Although the town of just over 200 persons retains much of its rural charm, for Edwards, one aspect of life has changed in a big way. "I pay more in taxes on my house now than I paid to buy the entire place in the 1930s," he fumed yesterday.

Edwards' feelings were widespread as residents received property assessments for next year that reflected the boom in the county's development. The assessment for the average residential property rose by an average of 12 percent since the last time a countywide assessment took place in 1984, said William C. Gardner, chief of Loudoun's assessment office.

For some Loudoun homeowners, however, the bite they received when they checked Friday's mail was much worse, with property assessments in some cases rising by more than 30 percent.

That news, combined with Loudoun County Administrator Philip A. Bohlen's proposed 3-cent increase in the real estate tax to $1.16 on every $100 assessed value of property, left some residents staggering. "I would hate to move," said Herbert Edwards. "The thing is, with taxes the way they are, a person has to do something."
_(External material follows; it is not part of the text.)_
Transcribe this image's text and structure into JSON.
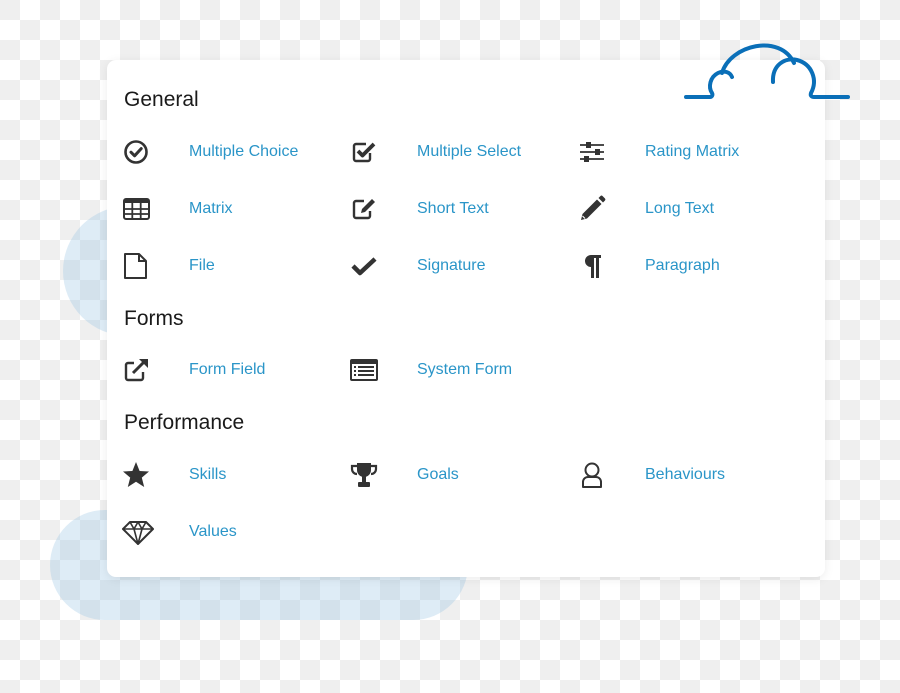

Gardner said the flurry of complaints and questions coming into his office Monday was predictable, and no more severe than on previous occasions when the county has released assessments, some of which have reflected increases even greater than this year's.

Most Loudoun supervisors contacted yesterday said the increased assessments did not seem excessive, and merely reflected the rising value of land in Loudoun's realty market, as homeowners and corporations alike flock to the county that describes itself as Washington's "business frontier."

Still, the assessment figures, combined with a $108.7 million budget proposed by Bohlen last week, have been cause for sober talk among Loudoun officials about the costs of the county's enormous expansion. The budget proposal represents a 32 percent increase over this year.

"We're like the person that signed on to the Visa card. The bills are coming," said Loudoun Supervisor Frank Raflo (D-Leesburg), long an advocate of controlled growth.

Raflo believes that if this year's trends continue as he expects, Loudoun will soon have the highest rate of growth and the fastest rising tax rate in Virginia.

Loudoun Board Chairman James F. Brownell (R-Blue Ridge) agrees. "Things are happening so fast here, and the property assessments are just one reflection of it. Things are going to keep going up, up, up." Concern about this tends to be most severe in western Loudoun, where many families have lived for generations, and resentment of growth often runs high.

Suspicion countywide about the reasons for the increased assessments has been furthered by the timing of the letters announcing the increases, which came just one day after Bohlen announced his proposed budget increases. Some believe that the county may have exaggerated estimates of property value so that there would be more money to spend.

"You can't help the feeling that there might have been a little fooling with the books," said Supervisor Frank I. Lambert (R-Catoctin). "I don't know if that's true . . . . It's just the appearance."

Other officials yesterday vigorously denied there was any tampering. The budget and the assessment processes are "completely divorced" from one another, Gardner said.